Entries shown:

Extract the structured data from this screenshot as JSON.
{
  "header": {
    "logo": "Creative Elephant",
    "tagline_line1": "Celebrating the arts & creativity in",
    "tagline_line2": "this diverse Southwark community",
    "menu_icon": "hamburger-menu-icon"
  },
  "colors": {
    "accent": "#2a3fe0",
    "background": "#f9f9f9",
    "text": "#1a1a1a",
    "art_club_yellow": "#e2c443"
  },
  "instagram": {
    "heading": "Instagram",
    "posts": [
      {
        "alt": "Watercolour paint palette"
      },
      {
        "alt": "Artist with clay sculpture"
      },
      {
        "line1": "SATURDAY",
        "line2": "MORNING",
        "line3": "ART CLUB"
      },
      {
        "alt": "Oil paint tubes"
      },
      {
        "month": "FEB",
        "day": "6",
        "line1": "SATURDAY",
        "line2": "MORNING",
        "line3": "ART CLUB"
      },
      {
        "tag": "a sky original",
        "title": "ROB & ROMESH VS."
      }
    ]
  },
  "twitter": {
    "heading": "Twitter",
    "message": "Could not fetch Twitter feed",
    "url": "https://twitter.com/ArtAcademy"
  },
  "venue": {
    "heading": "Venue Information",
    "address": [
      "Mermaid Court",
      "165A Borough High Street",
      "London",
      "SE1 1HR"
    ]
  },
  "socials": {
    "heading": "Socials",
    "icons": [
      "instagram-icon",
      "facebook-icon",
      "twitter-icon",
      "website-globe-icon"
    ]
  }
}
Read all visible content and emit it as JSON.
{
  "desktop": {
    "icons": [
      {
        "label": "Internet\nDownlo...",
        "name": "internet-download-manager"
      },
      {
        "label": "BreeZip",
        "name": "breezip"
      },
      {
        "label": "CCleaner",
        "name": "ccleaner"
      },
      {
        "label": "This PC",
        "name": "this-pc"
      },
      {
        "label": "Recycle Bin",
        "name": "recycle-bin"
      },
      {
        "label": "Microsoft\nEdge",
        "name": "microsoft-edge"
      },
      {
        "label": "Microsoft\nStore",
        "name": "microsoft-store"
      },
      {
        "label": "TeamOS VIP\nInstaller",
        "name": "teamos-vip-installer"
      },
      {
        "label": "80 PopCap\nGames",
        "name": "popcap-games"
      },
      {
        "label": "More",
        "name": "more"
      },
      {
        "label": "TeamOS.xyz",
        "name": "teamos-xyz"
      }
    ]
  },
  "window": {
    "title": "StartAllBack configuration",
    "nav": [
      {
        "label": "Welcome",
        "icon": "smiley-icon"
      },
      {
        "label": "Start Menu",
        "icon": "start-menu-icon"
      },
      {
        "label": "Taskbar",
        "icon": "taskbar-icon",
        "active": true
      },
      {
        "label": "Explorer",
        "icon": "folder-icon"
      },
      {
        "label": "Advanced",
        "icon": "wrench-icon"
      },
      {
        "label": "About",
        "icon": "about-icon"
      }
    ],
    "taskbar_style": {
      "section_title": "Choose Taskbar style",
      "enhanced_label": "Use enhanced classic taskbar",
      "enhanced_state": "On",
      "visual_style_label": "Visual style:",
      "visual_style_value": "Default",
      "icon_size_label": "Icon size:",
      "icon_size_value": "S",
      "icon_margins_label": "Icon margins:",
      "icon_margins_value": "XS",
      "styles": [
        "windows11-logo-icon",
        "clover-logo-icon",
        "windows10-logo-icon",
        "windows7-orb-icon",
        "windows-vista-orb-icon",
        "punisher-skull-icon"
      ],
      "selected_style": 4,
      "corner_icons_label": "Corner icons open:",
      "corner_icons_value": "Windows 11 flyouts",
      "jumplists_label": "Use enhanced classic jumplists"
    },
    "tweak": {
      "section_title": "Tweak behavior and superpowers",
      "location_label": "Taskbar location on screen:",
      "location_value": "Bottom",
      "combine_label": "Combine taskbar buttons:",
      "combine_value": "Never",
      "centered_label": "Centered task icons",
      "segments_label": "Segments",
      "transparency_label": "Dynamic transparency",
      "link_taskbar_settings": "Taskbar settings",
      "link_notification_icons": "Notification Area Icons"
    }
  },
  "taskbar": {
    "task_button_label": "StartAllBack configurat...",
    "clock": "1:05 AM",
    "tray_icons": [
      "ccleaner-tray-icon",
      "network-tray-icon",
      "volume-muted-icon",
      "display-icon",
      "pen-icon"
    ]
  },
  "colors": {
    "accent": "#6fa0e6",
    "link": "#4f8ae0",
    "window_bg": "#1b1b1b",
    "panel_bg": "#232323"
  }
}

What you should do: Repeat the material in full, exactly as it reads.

Answer to the problem:
Extract the structured data from this screenshot as JSON.
{
  "header": {
    "logo": "Creative Elephant",
    "tagline_line1": "Celebrating the arts & creativity in",
    "tagline_line2": "this diverse Southwark community",
    "menu_icon": "hamburger-menu-icon"
  },
  "colors": {
    "accent": "#2a3fe0",
    "background": "#f9f9f9",
    "text": "#1a1a1a",
    "art_club_yellow": "#e2c443"
  },
  "instagram": {
    "heading": "Instagram",
    "posts": [
      {
        "alt": "Watercolour paint palette"
      },
      {
        "alt": "Artist with clay sculpture"
      },
      {
        "line1": "SATURDAY",
        "line2": "MORNING",
        "line3": "ART CLUB"
      },
      {
        "alt": "Oil paint tubes"
      },
      {
        "month": "FEB",
        "day": "6",
        "line1": "SATURDAY",
        "line2": "MORNING",
        "line3": "ART CLUB"
      },
      {
        "tag": "a sky original",
        "title": "ROB & ROMESH VS."
      }
    ]
  },
  "twitter": {
    "heading": "Twitter",
    "message": "Could not fetch Twitter feed",
    "url": "https://twitter.com/ArtAcademy"
  },
  "venue": {
    "heading": "Venue Information",
    "address": [
      "Mermaid Court",
      "165A Borough High Street",
      "London",
      "SE1 1HR"
    ]
  },
  "socials": {
    "heading": "Socials",
    "icons": [
      "instagram-icon",
      "facebook-icon",
      "twitter-icon",
      "website-globe-icon"
    ]
  }
}
Read all visible content and emit it as JSON.
{
  "desktop": {
    "icons": [
      {
        "label": "Internet\nDownlo...",
        "name": "internet-download-manager"
      },
      {
        "label": "BreeZip",
        "name": "breezip"
      },
      {
        "label": "CCleaner",
        "name": "ccleaner"
      },
      {
        "label": "This PC",
        "name": "this-pc"
      },
      {
        "label": "Recycle Bin",
        "name": "recycle-bin"
      },
      {
        "label": "Microsoft\nEdge",
        "name": "microsoft-edge"
      },
      {
        "label": "Microsoft\nStore",
        "name": "microsoft-store"
      },
      {
        "label": "TeamOS VIP\nInstaller",
        "name": "teamos-vip-installer"
      },
      {
        "label": "80 PopCap\nGames",
        "name": "popcap-games"
      },
      {
        "label": "More",
        "name": "more"
      },
      {
        "label": "TeamOS.xyz",
        "name": "teamos-xyz"
      }
    ]
  },
  "window": {
    "title": "StartAllBack configuration",
    "nav": [
      {
        "label": "Welcome",
        "icon": "smiley-icon"
      },
      {
        "label": "Start Menu",
        "icon": "start-menu-icon"
      },
      {
        "label": "Taskbar",
        "icon": "taskbar-icon",
        "active": true
      },
      {
        "label": "Explorer",
        "icon": "folder-icon"
      },
      {
        "label": "Advanced",
        "icon": "wrench-icon"
      },
      {
        "label": "About",
        "icon": "about-icon"
      }
    ],
    "taskbar_style": {
      "section_title": "Choose Taskbar style",
      "enhanced_label": "Use enhanced classic taskbar",
      "enhanced_state": "On",
      "visual_style_label": "Visual style:",
      "visual_style_value": "Default",
      "icon_size_label": "Icon size:",
      "icon_size_value": "S",
      "icon_margins_label": "Icon margins:",
      "icon_margins_value": "XS",
      "styles": [
        "windows11-logo-icon",
        "clover-logo-icon",
        "windows10-logo-icon",
        "windows7-orb-icon",
        "windows-vista-orb-icon",
        "punisher-skull-icon"
      ],
      "selected_style": 4,
      "corner_icons_label": "Corner icons open:",
      "corner_icons_value": "Windows 11 flyouts",
      "jumplists_label": "Use enhanced classic jumplists"
    },
    "tweak": {
      "section_title": "Tweak behavior and superpowers",
      "location_label": "Taskbar location on screen:",
      "location_value": "Bottom",
      "combine_label": "Combine taskbar buttons:",
      "combine_value": "Never",
      "centered_label": "Centered task icons",
      "segments_label": "Segments",
      "transparency_label": "Dynamic transparency",
      "link_taskbar_settings": "Taskbar settings",
      "link_notification_icons": "Notification Area Icons"
    }
  },
  "taskbar": {
    "task_button_label": "StartAllBack configurat...",
    "clock": "1:05 AM",
    "tray_icons": [
      "ccleaner-tray-icon",
      "network-tray-icon",
      "volume-muted-icon",
      "display-icon",
      "pen-icon"
    ]
  },
  "colors": {
    "accent": "#6fa0e6",
    "link": "#4f8ae0",
    "window_bg": "#1b1b1b",
    "panel_bg": "#232323"
  }
}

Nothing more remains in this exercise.